Much of the power expended in propelling a ship goes into wave-making and anything that can be done to reduce these waves results in increased efficiency

Since a longer boat has the same kind of wake at a higher speed relative to a shorter one, it is able to move through the water more efficiently. This ties the discussion of hulls and wakes back into the energy-focused theme of this post. Waves carry energy, so wakes can be looked at as a type of wave that is carrying energy away from a boat.

Unlike for sea kayaking, waves are usually less of a consideration for paddling on rivers (only short period waves have a chance to develop) so I won't spend much time on waves in this post. The one notable aspect I'll mention is the difference between wave velocity and group velocity. Group velocity is the speed at which a packet of waves advances. It is only half of the velocity of an individual wave. The reason for this has to do with the leading edge of the group needing time to set up the oscillation where the next wave should be before the group can actually advance. Waves don't really carry water forward (unless they are breaking); they have a rotational motion in place and it's only the pattern that moves across distances. This discrepancy between wave velocity and group velocity is why, for example, it takes longer for the wake of a passing boat to reach you than it appears the wake is moving.

So far, I've discussed how hydraulic jumps and friction with the river bed can dissipate energy (and I've also mentioned how the power used to propel a boat goes into setting up its wake). The energy is not actually lost, but it gets converted to forms such as heat and sound that can't do anything more for how the river flows. Another type of feature in open channel flow that can dissipate energy is eddies. Eddies are circular turbulent disturbances. They start at the scale of the feature that created them, but spawn smaller eddies in an energy cascade down to a dimension known as the Kolmogorov microscale. This process was described in a ditty by Lewis Fry Richardson:

Big whorls have little whorls
Which feed on their velocity,
And little whorls have lesser whorls
And so on to viscosity.

When the water is calm I like drawing my paddle through it and watching the eddies that mark its passage.

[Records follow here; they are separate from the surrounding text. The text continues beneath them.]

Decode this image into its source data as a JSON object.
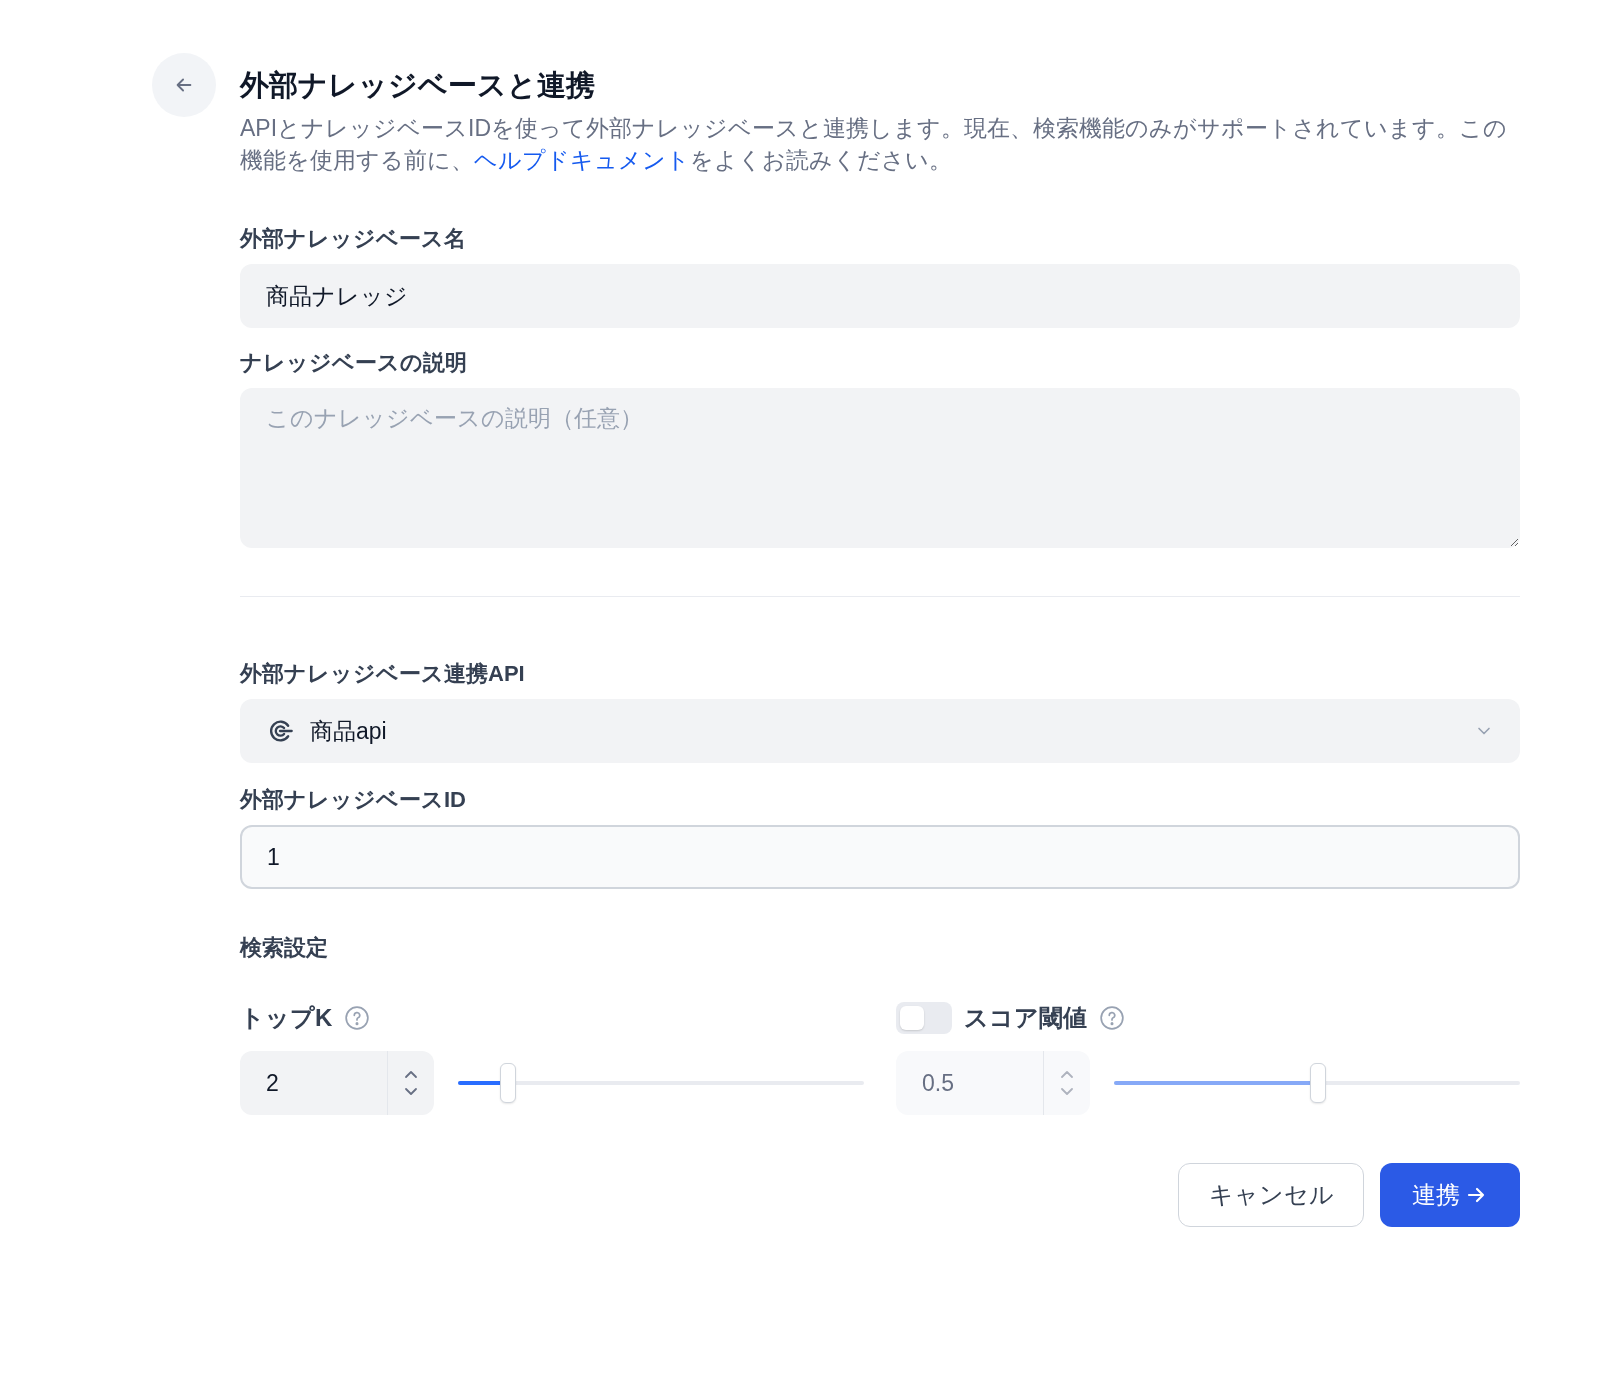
{
  "header": {
    "title": "外部ナレッジベースと連携",
    "description": {
      "before": "APIとナレッジベースIDを使って外部ナレッジベースと連携します。現在、検索機能のみがサポートされています。この機能を使用する前に、",
      "link": "ヘルプドキュメント",
      "after": "をよくお読みください。"
    }
  },
  "name_field": {
    "label": "外部ナレッジベース名",
    "value": "商品ナレッジ"
  },
  "description_field": {
    "label": "ナレッジベースの説明",
    "placeholder": "このナレッジベースの説明（任意）"
  },
  "api_field": {
    "label": "外部ナレッジベース連携API",
    "value": "商品api"
  },
  "id_field": {
    "label": "外部ナレッジベースID",
    "value": "1"
  },
  "retrieval": {
    "title": "検索設定",
    "top_k": {
      "label": "トップK",
      "value": "2",
      "level": 0.12
    },
    "score_threshold": {
      "label": "スコア閾値",
      "on": false,
      "value": "0.5",
      "level": 0.5
    }
  },
  "buttons": {
    "cancel": "キャンセル",
    "submit": "連携"
  }
}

One of the final things I want to discuss in this post is sediment. Rivers carry more than just water—they can carry significant amounts of clay, rock, and everything in between, depending on the flow and other factors. It is part of their dynamic nature that they carve their own channel (and can build deltas a significant distance out into the sea under the right conditions). The relevance of sediment to us as paddlers is in the clues it can provide about the possible flow velocities that can be experienced in a section of river. In general, a sand bar was probably deposited at a lower flow velocity than a gravel bar was, for example. The following chart (from Wikipedia) is not really in standard use anymore, but it still gives a general idea of the relationship between the flow velocity and the size of sand/rock grains that will be eroded or deposited or carried along: This post has gotten long enough, so I'm going to wrap it up here, but there are certainly other topics that could be added to this exploration of how open channel hydraulics can apply to paddling. These include things like backwater and drawdown curves (gradually varied non-uniform flow), velocity profiles (across the width and depth of a cross-section), and flow nets as a visualization tool. I hope to do some more writing on this subject in the future. There are also some software programs for modelling/visualizing open channel flow and it might be neat to try to learn how to use some of them.